with advice from Rick Lee, MS, PT
Owner of Benton Physical Therapy and Malvern Physical Therapy
If you’ve ever sprained your ankle or injured your elbow, you probably know that it’s been standard practice for decades to apply ice after injury to decrease swelling and pain. Dr. Gabe Mirkin coined the acronym “R.I.C.E.” in 1978 (Rest, Ice, Compression, Elevation), and this concept became the standard in treatment of acute injuries and post-surgical patients.
While there has been some debate about whether cold therapy should be used for all musculoskeletal injuries, most healthcare practitioners would agree that proper use of ice or cold therapy can reduce swelling and pain. Here are a few reminders about using cold therapy:
- Apply ice for no longer than 20 minutes at a time.
- Allow your skin to return to room temperature before applying ice again.
- Place a thin towel between the ice pack and your skin to prevent irritation and even frostbite.

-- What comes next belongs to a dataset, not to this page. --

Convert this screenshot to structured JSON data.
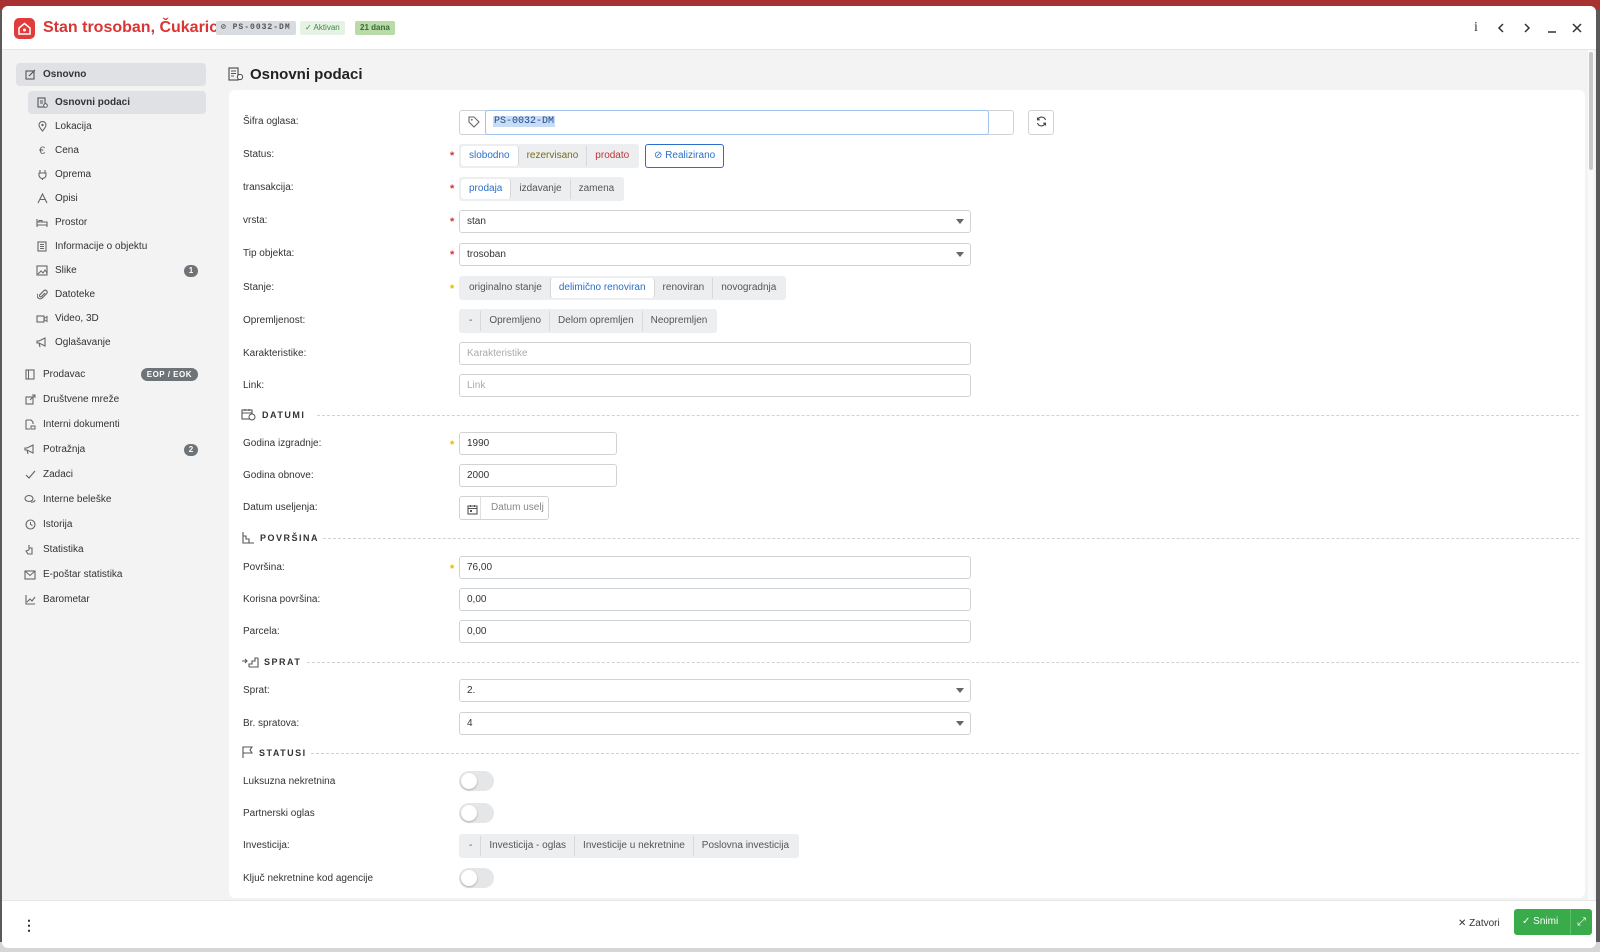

- And never ice prior to activity — doing so may cause further injury.
Another option is combining cold therapy and compression. Studies have shown that people who use cold therapy and compression therapy together, as opposed to just one of those therapies alone, recover from their injuries significantly faster. Compression, particularly intermittent compression, works to push swelling out of the injured site. This can limit tissue damage and aid in the removal of cellular debris and waste in the body. Active compression therapy mimics the body’s natural muscle contractions, pumping swelling out of the injured area. This increases blood ﬂow and delivery of oxygen to the site, stimulating tissue healing and optimizing lymphatic drainage.
It has become almost routine for patients undergoing some types of surgeries (such as ACL repairs or joint replacement) to receive cold compression therapy post-operatively in the hospital or surgi-center through mechanical devices designed for this purpose. Some patients also receive treatment from these machines at home or in skilled nursing facilities in the weeks immediately following surgery, as ordered by their physician. In recent years, these devices have become available for people who wish to use this therapy at home for injuries, such as sprains, fractures and tears, for chronic pain and swelling, or to help reduce muscle soreness and fatigue.
Ice or cold therapy can reduce swelling and pain.For minor aches and pains, icing afterwards may be enough to keep your body healthy and to avoid serious injury. However, keep an eye out for the following red flags:
- Pain that gets worse instead of better
- Pain after resting for a few days, or when you wake up
- Chronic swelling in your joints, or bruises that don’t heal
- Knees or elbows (or other joints) that lock or are unstable
Any of these problems is a sign that you need to consult with a doctor or physical therapist about your pain or swelling. Trying to treat such issues at home with ice, compression and anti-inflammatories could end up making your problem worse instead of better.